Something broke down in me those days. I had come to the point where I knew if we were not released it meant giving up my children; and now I wished to give them up rather than see them suffer. Perhaps that was just why I had failed. I had clung to them so desperately, calling on them not to leave me. They had been left to me, but now I was willing to leave the decision to the Higher Power, not forcing things my way. Looking Death in the eyes, one loses the fear of Him.

Our kind friend, after giving Stas the third hypodermic injection of cholera serum, pronounced the verdict of life for him—if we could get away! As he stood looking at my boy, he said, "You have got to be let go. It is inhuman to keep you longer. Try once more for permission to go to Berlin. You have your Ambassador there." I told him there was as yet no reply to my last petition. It had been promised soon.

Stas lived and on my birthday, the 28th of August, the kind doctor was sent on, away from Suwalki!
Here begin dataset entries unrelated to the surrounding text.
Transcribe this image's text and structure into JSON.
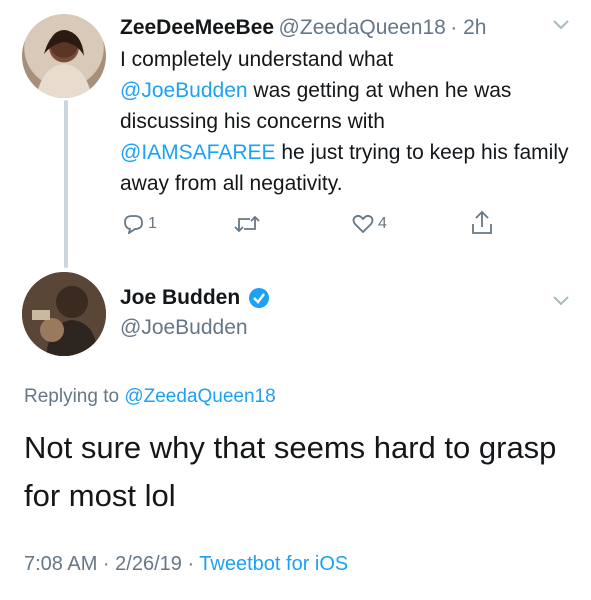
{
  "parent_tweet": {
    "display_name": "ZeeDeeMeeBee",
    "handle": "@ZeedaQueen18",
    "time": "· 2h",
    "text_1": "I completely understand what",
    "mention_1": "@JoeBudden",
    "text_2": " was getting at when he was discussing his concerns with",
    "mention_2": "@IAMSAFAREE",
    "text_3": " he just trying to keep his family away from all negativity.",
    "reply_count": "1",
    "retweet_count": "",
    "like_count": "4",
    "icons": {
      "reply": "reply-icon",
      "retweet": "retweet-icon",
      "like": "heart-icon",
      "share": "share-icon",
      "menu": "chevron-down-icon"
    }
  },
  "main_tweet": {
    "display_name": "Joe Budden",
    "handle": "@JoeBudden",
    "verified": true,
    "replying_prefix": "Replying to",
    "replying_to": "@ZeedaQueen18",
    "text": "Not sure why that seems hard to grasp for most lol",
    "timestamp": "7:08 AM · 2/26/19 · ",
    "client": "Tweetbot for iOS"
  },
  "colors": {
    "accent": "#1da1f2",
    "secondary_text": "#657786",
    "primary_text": "#14171a",
    "thread_line": "#ccd6dd"
  }
}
He came to say good-bye, the two children hanging on him; they loved him. To me, he wears a halo! How much he had done to lighten the burdens, not only for me, but for the whole town! While he was there, saying good-bye to us, a soldier came with the final refusal of my petition. It was a hard blow, but I just would not accept its finality. If God saved my boy's life the second time, when I was ready to give him up, it surely meant that we were to be released! Then and there I once more went to the Civil Government. The "Presidial Rat" was surprised at my persistency; he felt there was no use in it; but he finally consented to send another petition, this time asking permission to travel to Berlin, there to enquire if it were possible to go to America. In the office was a wonderfully kind man, a lieutenant, who told me this time he would help me. Surely we would be freed. A day which seemed to be all darkness was turning bright. I went back to my boy with a little hope for the future. He was so weak as hardly to breathe. I had a bottle of red wine, and fed him a drop at a time. Perhaps before he needed food we should be on our way!